Nov 19, 2014 · 2 minutes

Senate Republicans have successfully used the specter of the so-called Islamic State to block the USA Freedom Act, which would have curtailed government surveillance and allowed companies to be more honest with consumers about data requests, nixing any hope of reform this session.

The USA Freedom Act was a last-ditch effort to push surveillance reform through before Republicans, who are widely expected to side with intelligence agencies instead of with American citizens and private businesses, take control of Congress with the next session.

The bill needed 60 votes to advance. It received 58 in its favor from Democrats, Independents, and four Republicans. The 41 votes against it were overwhelmingly made by Republicans, with Sen. Bill Nelson of Florida being the only Democrat who voted alongside the grand ol' party.

Here's how the Wall Street Journal describes the Republican opposition to the bill's advance:

Critics of the legislation said it hadn’t received proper consideration within the Senate and voiced concern that it could leave the country vulnerable to more attacks, citing the extremist group Islamic State, also known as ISIS or ISIL.

“Now is not the time to be considering legislation that takes away the exact tools we need to combat ISIL,” Senate Minority Leader Mitch McConnell (R., Ky.) said. This isn't the first time the government has used the threat of terrorism to expand or support the intelligence community's surveillance programs -- or their illegal torture programs -- and it's not even the first time those claims have been overblown or just flat-out dishonest, either.

As the New America Foundation reported after numerous officials claimed that NSA programs were responsible for stopping dozens of terrorist attacks after the programs were made public:

Surveillance of American phone metadata has had no discernible impact on preventing acts of terrorism and only the most marginal of impacts on preventing terrorist-related activity, such as fundraising for a terrorist group. Furthermore, our examination of the role of the database of U.S. citizens’ telephone metadata in the single plot the government uses to justify the importance of the program – that of Basaaly Moalin, a San Diego cabdriver who in 2007 and 2008 provided $8,500 to al-Shabaab, al-Qaeda’s affiliate in Somalia – calls into question the necessity of the Section 215 bulk collection program.
On the other end of the spectrum is the unlikelihood of the extremist group known as the Islamic State attacking the United States or other Western countries in the near future.
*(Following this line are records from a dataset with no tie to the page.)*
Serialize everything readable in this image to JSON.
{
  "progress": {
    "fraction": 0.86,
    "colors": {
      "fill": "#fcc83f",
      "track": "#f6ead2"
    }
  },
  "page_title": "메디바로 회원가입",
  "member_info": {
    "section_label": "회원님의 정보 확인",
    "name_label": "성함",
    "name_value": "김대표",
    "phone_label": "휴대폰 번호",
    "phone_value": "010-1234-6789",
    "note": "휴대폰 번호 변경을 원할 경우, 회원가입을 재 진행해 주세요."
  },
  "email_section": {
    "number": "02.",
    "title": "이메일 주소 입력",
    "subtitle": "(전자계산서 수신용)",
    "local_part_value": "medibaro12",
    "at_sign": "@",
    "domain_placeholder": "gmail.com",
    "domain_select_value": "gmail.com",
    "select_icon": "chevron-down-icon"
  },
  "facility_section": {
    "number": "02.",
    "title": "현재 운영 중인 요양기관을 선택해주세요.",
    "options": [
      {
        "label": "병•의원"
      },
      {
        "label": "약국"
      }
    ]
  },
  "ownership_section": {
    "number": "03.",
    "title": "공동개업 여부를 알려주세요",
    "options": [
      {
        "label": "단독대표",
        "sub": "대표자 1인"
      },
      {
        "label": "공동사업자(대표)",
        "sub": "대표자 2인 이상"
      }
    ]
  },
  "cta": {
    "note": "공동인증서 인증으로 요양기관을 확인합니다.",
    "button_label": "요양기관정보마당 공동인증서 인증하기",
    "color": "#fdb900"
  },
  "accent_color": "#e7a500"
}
Gen. Martin Dempsey, the chairman of the Joint Chiefs of Staff, said as much in August; Homeland Security secretary Jeh Johnson made a similar claim in September; and President Obama said in a speech made in September that intelligence agencies haven't identified a threat to the US.
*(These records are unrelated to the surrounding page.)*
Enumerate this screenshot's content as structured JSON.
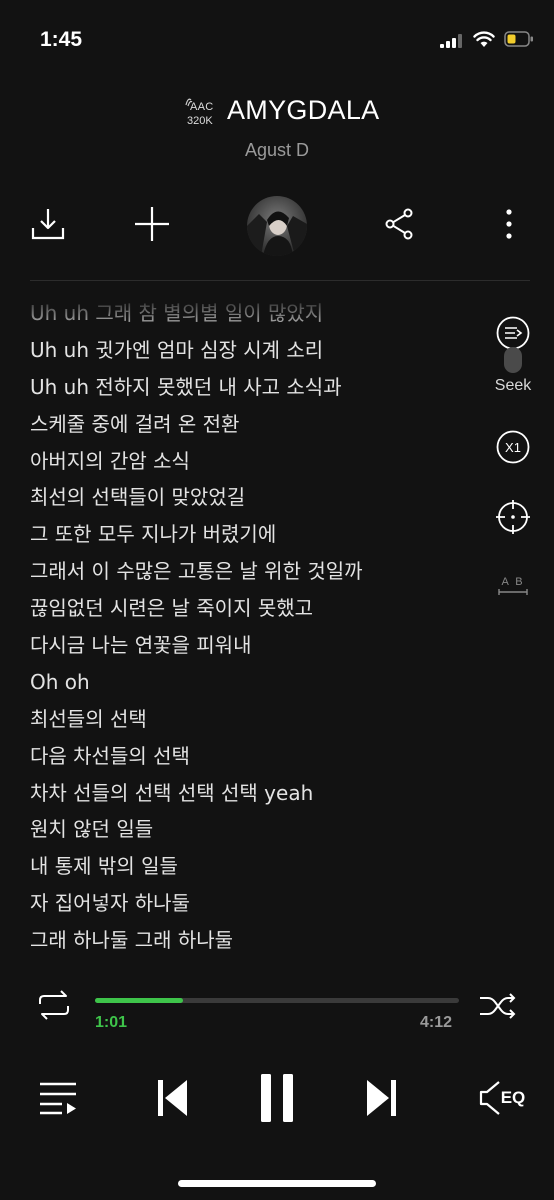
{
  "status_bar": {
    "time": "1:45"
  },
  "header": {
    "codec": "AAC",
    "bitrate": "320K",
    "title": "AMYGDALA",
    "artist": "Agust D"
  },
  "actions": {
    "download_icon": "download-icon",
    "add_icon": "plus-icon",
    "share_icon": "share-icon",
    "more_icon": "more-vertical-icon"
  },
  "lyrics": [
    "Uh uh 그래 참 별의별 일이 많았지",
    "Uh uh 귓가엔 엄마 심장 시계 소리",
    "Uh uh 전하지 못했던 내 사고 소식과",
    "스케줄 중에 걸려 온 전환",
    "아버지의 간암 소식",
    "최선의 선택들이 맞았었길",
    "그 또한 모두 지나가 버렸기에",
    "그래서 이 수많은 고통은 날 위한 것일까",
    "끊임없던 시련은 날 죽이지 못했고",
    "다시금 나는 연꽃을 피워내",
    "Oh oh",
    "최선들의 선택",
    "다음 차선들의 선택",
    "차차 선들의 선택 선택 선택 yeah",
    "원치 않던 일들",
    "내 통제 밖의 일들",
    "자 집어넣자 하나둘",
    "그래 하나둘 그래 하나둘"
  ],
  "side_tools": {
    "seek_label": "Seek",
    "speed_label": "X1",
    "ab_label": "A B"
  },
  "playback": {
    "elapsed": "1:01",
    "duration": "4:12",
    "progress_fraction": 0.2421,
    "accent_color": "#3ec44a"
  },
  "controls": {
    "eq_label": "EQ"
  }
}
All of which means that claims of an imminent attack on Western soil by the Islamic State or other extremist groups are overblown -- and even if they weren't, there's little the NSA can do to prevent those attacks now that it wouldn't be able to do if the USA Freedom Act was passed.

[illustration by Brad Jonas]